The Census Bureau put the spotlight on rural America today when it released the results of its latest American Community Survey, the data that gives us the closest look at changes in American demography, economics, work, and lifestyles.
Meanwhile, the survey showed that the Census-defined rural population remained steady from last year.
The press release that announced the new Census data focused on rural information, noting that rural Americans are more likely to own their own homes, live in the state where they were born, and to have served in the military. And the bureau dug beyond the standard data tables to report on subsets of rural counties.
The press release, along with seven blog posts, provides an unusually thorough look at rural demographics and economics.
The Census Bureau director said in the press release that the focus on rural was because this year’s ACS has more data on smaller counties, so it’s possible to say more.
“Rural areas cover 97 percent of the nation’s land area but contain 19.3 percent of the population (about 60 million people),” Census Bureau Director John H. Thompson said. “By combining five years of survey responses, the American Community Survey provides unequaled insight into the state of every community, whether large or small, urban or rural.”
A statement from the Census public information office confirmed that the focus on the differences between rural and urban residents was because this is the year Census data allow such a comparison.
“It’s only because of the survey’s reach into every county nationwide, and only through combining five years of data (an initial sample size of 3.5 million annually x 5 years) that we’re able to produce data for more sparsely populated areas,” the statement said.
But researchers familiar with routine Census Bureau announcements said they found the focus on rural to be unusual, even for the five-year ACS data.
Rural America has been in the news since the November election because of the margin of victory President-elect Donald Trump won there. Trump got about two thirds of the votes in rural counties and counties with small cities (under 50,000), performing several points higher than candidate Mitt Romney did in 2012.

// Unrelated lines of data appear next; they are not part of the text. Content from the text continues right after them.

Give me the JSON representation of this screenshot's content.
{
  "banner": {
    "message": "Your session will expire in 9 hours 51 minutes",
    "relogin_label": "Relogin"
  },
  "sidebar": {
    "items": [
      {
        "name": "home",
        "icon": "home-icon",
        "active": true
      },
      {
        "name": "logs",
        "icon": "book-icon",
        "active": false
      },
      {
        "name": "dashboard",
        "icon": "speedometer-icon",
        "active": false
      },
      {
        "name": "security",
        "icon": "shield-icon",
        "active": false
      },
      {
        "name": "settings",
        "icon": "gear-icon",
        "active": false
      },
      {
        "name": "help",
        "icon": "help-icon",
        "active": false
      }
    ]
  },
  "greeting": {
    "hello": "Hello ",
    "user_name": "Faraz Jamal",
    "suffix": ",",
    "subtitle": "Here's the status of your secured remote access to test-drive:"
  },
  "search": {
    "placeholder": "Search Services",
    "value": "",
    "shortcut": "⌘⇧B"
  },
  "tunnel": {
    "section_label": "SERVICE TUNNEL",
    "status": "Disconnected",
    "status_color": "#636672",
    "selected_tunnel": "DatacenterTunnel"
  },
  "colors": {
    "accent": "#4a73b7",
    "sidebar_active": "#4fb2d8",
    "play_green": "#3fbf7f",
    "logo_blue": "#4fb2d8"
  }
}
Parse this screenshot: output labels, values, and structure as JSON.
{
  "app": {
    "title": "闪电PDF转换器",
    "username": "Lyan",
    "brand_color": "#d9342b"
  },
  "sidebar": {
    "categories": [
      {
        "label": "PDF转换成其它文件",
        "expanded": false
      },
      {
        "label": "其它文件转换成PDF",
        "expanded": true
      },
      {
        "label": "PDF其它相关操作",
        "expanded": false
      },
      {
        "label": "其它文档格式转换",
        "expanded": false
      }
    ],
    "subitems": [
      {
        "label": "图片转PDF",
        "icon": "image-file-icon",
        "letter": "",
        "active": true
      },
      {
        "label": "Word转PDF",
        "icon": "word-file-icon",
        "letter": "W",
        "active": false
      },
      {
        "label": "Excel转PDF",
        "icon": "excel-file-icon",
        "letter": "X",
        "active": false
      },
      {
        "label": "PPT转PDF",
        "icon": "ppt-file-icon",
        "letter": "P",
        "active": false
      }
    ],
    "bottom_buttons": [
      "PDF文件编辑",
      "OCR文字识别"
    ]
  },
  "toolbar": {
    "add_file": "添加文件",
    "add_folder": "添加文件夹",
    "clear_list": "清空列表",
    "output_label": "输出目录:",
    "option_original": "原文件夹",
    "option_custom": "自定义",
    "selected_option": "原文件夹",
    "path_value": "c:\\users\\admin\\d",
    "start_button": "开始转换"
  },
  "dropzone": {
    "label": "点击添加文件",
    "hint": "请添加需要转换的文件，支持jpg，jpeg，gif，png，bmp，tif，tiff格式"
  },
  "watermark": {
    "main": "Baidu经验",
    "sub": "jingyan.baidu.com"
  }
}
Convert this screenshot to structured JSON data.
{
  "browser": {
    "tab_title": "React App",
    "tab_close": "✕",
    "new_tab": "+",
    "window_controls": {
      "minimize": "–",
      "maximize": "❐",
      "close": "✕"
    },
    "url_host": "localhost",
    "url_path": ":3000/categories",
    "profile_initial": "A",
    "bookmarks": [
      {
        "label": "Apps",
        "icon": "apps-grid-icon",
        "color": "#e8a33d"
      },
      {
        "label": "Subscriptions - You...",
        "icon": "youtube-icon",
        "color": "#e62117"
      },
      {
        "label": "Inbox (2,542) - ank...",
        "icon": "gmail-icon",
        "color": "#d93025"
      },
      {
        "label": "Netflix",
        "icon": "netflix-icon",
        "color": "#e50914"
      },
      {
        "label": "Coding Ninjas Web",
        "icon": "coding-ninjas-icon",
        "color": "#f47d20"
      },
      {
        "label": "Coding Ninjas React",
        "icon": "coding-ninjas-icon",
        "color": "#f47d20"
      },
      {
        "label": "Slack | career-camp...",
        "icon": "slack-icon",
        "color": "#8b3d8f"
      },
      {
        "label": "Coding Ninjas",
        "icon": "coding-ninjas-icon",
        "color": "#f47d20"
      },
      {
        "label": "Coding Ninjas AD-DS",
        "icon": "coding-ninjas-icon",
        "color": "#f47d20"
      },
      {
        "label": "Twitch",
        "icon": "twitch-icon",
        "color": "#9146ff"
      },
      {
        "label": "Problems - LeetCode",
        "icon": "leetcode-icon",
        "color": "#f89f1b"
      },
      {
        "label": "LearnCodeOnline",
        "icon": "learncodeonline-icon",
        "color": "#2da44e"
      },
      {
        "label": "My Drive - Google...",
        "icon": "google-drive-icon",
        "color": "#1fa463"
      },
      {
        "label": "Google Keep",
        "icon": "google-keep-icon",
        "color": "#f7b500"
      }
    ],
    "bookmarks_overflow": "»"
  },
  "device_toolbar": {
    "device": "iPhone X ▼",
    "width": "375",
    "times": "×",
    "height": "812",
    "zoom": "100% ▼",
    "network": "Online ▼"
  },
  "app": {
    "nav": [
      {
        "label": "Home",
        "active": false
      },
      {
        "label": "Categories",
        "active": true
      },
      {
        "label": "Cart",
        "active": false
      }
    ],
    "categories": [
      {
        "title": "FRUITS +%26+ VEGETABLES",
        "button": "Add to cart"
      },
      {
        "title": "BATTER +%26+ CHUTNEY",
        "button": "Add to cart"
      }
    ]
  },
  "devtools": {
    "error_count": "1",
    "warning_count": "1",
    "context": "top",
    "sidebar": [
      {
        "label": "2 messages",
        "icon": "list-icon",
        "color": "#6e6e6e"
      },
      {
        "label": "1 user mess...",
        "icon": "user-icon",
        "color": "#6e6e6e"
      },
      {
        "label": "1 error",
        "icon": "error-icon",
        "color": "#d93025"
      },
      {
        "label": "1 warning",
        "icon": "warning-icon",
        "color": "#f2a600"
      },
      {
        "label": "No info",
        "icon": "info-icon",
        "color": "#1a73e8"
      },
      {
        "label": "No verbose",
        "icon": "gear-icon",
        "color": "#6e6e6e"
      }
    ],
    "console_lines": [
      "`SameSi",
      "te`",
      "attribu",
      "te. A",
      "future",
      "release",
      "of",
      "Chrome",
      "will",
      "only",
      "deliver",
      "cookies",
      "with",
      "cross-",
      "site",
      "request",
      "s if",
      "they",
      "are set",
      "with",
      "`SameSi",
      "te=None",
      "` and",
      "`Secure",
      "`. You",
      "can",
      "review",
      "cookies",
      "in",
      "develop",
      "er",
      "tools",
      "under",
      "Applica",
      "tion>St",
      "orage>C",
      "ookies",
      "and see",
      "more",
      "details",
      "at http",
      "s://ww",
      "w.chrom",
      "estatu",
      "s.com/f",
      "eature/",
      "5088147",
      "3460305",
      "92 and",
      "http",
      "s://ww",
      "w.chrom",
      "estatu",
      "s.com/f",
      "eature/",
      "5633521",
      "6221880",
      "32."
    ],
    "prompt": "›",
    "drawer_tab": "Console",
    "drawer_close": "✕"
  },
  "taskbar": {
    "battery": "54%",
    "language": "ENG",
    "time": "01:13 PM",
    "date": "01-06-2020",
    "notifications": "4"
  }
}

One popular theory is that the results of the election came as such a surprise because media, pundits, and pollsters were in an information “bubble” and unaware of the depth of discontent outside major cities.
The Census reports create a leak, if not a burst, in the information bubble.
(Several parts of the Census report are below.)
Also, the Daily Yonder did a quick check of rural population figures and confirmed that the size of the rural population has remained flat since 2012. About 60 million Americans are classified as “rural” in the survey, a statistical tie with the 2014 rural population estimate.
The percentage of the U.S. population that is rural dropped very slightly because the size of the urban population increased at a greater rate.
The chart (top of article) provided by the Census Bureau shows that the raw number of rural residents has remained relatively stable, using the Census definition, over the last century. But the proportion of rural residents has dropped from about half to about one fifth over the same period.
The Census Bureau uses a different definition of rural, so these findings won’t correspond with the most common form of rural definition used in the Yonder, which is based on metropolitan statistical areas and doesn’t get below the county level. The Census definition is a finer-grained tool, but it’s hard to use with the large amount of federal data that is compiled only at the county level.
Here are other highlights from the Census announcement: